Is it any good?
With such a crack ensemble -- Martin and co-stars John Cleese and Lily Tomlin are renowned comic actors -- audiences are bound to expect a worthy comedy, but they'll be disappointed. Despite the cast's considerable collective talent, they can't rise above the movie's ridiculous dialogue and hammy gags; frankly, it's a downright insult to the memory of comedy legend Peter Sellers and is clearly another example of Hollywood prolonging an undeserving franchise to cash in on the generally easy-to-please family demographic.
There are a few moments when the slapstick does elicit a laugh or two, but in the end, THE PINK PANTHER 2 is one of those sequels that should never have been greenlit. The atrocious accents aren't funny at all, and the Pope jokes sound like they were written by a third grader. In these tight economic times, it would be much better to stay home and rent the original series than encourage Hollywood to keep making more Pink Panther flicks.
Talk to your kids about ...

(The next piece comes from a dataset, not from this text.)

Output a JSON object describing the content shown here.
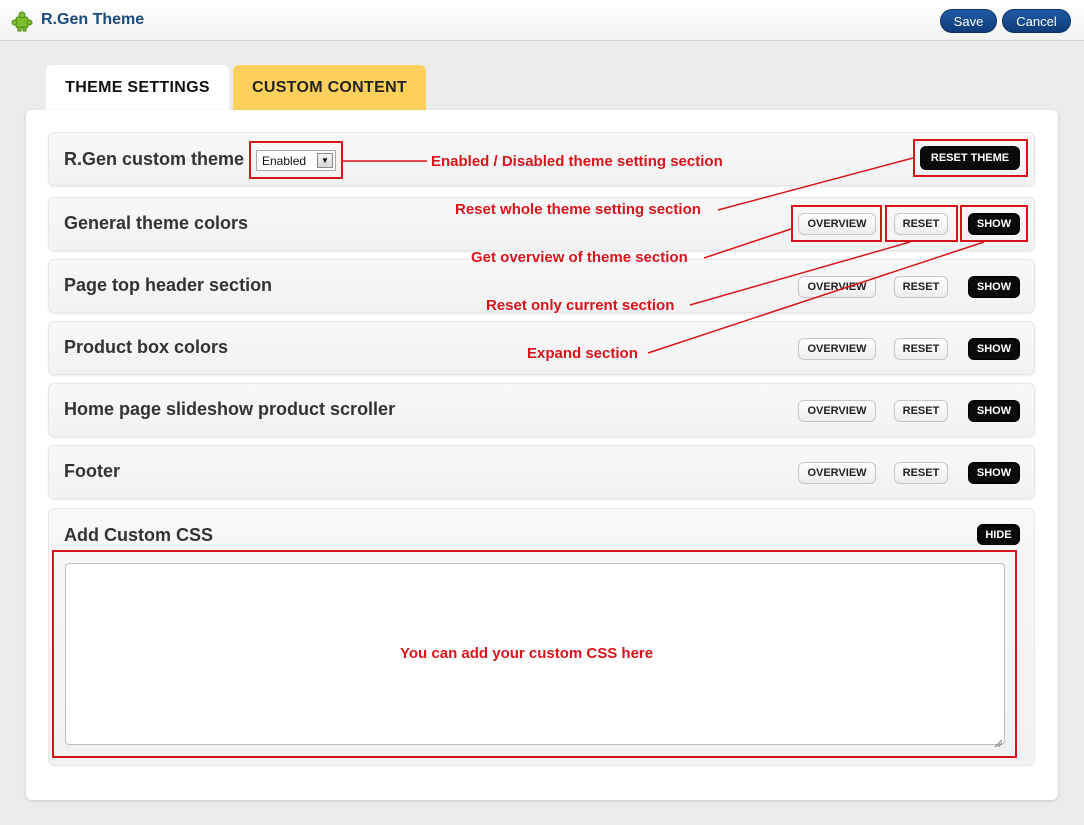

Families can talk about the differences between animated violence and cartoonish, live-action violence that features real people in potentially dangerous situations. How do you know when something "violent" is meant to be funny and not scary or real? Families can also discuss why Inspector Clouseau is considered the best detective in the world, even though he acts like such a dimwit. How does he compare to the other detectives? Is his awful French accent funny? For those familiar with the original Pink Panther movies, how do the new ones compare?

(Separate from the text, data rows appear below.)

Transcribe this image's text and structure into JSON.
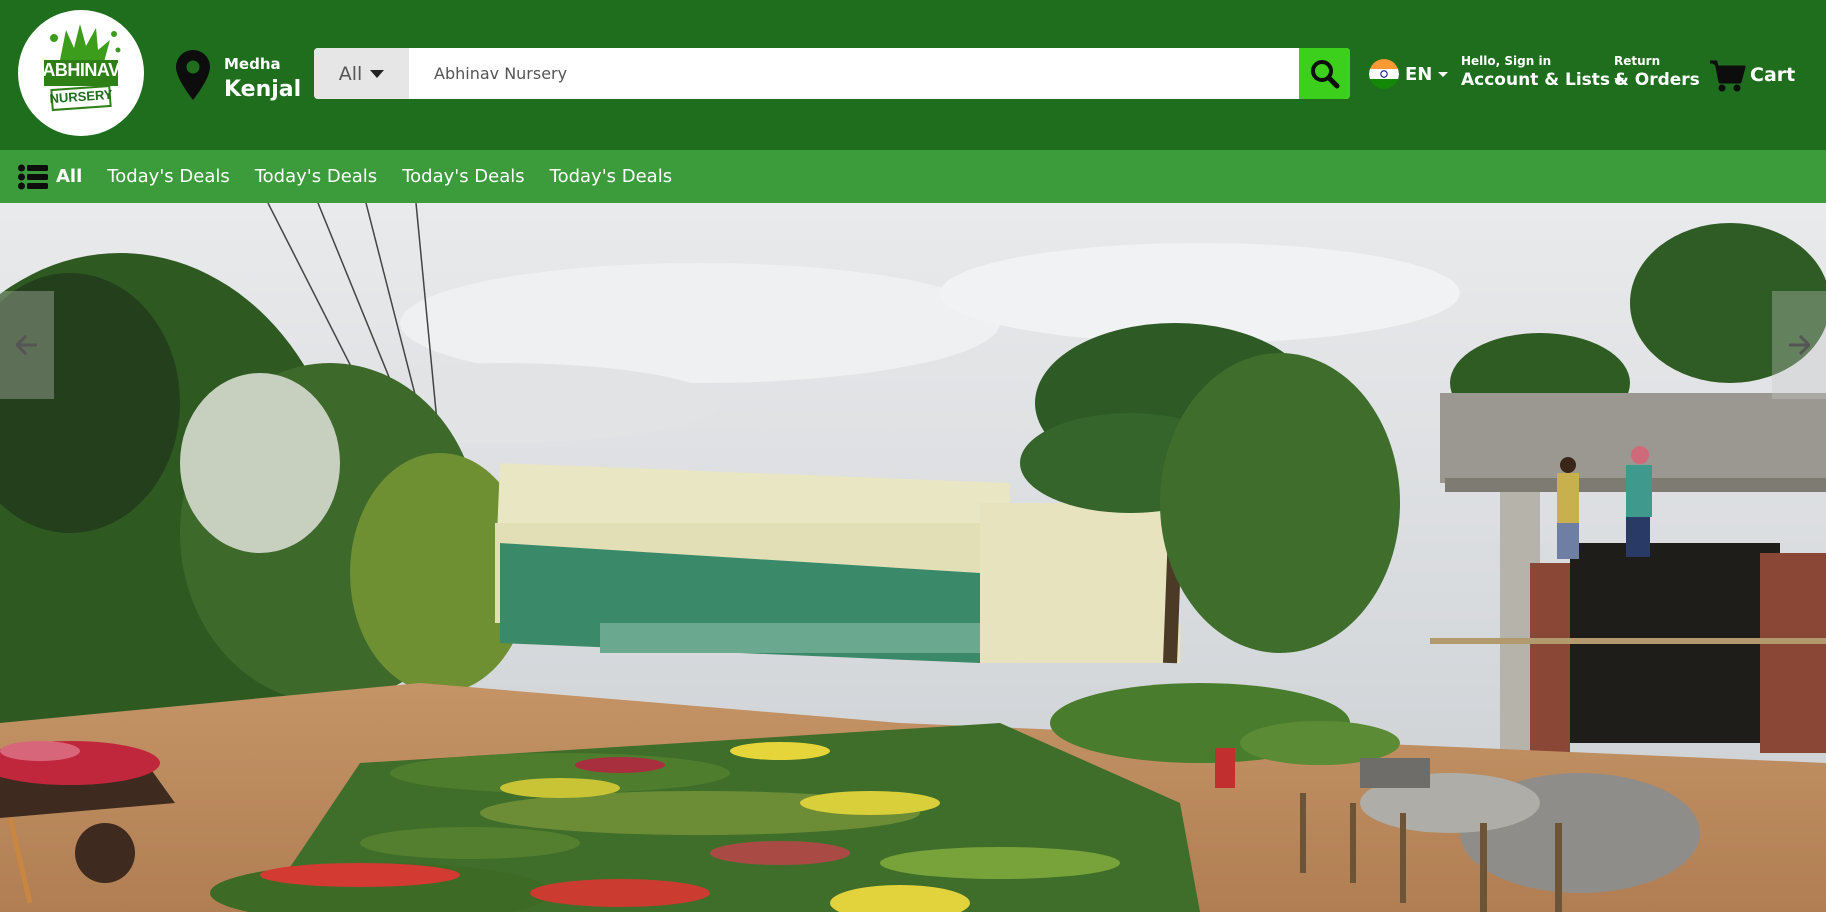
{
  "brand": {
    "logo_line1": "ABHINAV",
    "logo_line2": "NURSERY"
  },
  "location": {
    "line1": "Medha",
    "line2": "Kenjal",
    "icon": "location-pin-icon"
  },
  "search": {
    "category": "All",
    "placeholder": "Abhinav Nursery",
    "icon": "search-icon"
  },
  "language": {
    "code": "EN",
    "flag": "india-flag-icon"
  },
  "account": {
    "line1": "Hello, Sign in",
    "line2": "Account & Lists"
  },
  "orders": {
    "line1": "Return",
    "line2": "& Orders"
  },
  "cart": {
    "label": "Cart",
    "icon": "cart-icon"
  },
  "nav": {
    "all_label": "All",
    "links": [
      "Today's Deals",
      "Today's Deals",
      "Today's Deals",
      "Today's Deals"
    ]
  },
  "carousel": {
    "prev_icon": "arrow-left-icon",
    "next_icon": "arrow-right-icon"
  },
  "colors": {
    "header": "#1e6e1e",
    "nav": "#3c9c3c",
    "search_button": "#3ccf1c"
  }
}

- In theaters: February 6, 2009
- On DVD or streaming: June 23, 2009
- Cast: Emily Mortimer, Jean Reno, Steve Martin
- Director: Harald Zwart
- Studio: Columbia Tristar
- Genre: Comedy
- Topics: Adventures
- Run time: 92 minutes
- MPAA rating: PG
- MPAA explanation: some suggestive humor, brief mild language and action
Themes & Topics
Browse titles with similar subject matter.
For kids who love goofy comedies
Our editors recommend
Top advice and articles
Common Sense Media's unbiased ratings are created by expert reviewers and aren't influenced by the product's creators or by any of our funders, affiliates, or partners.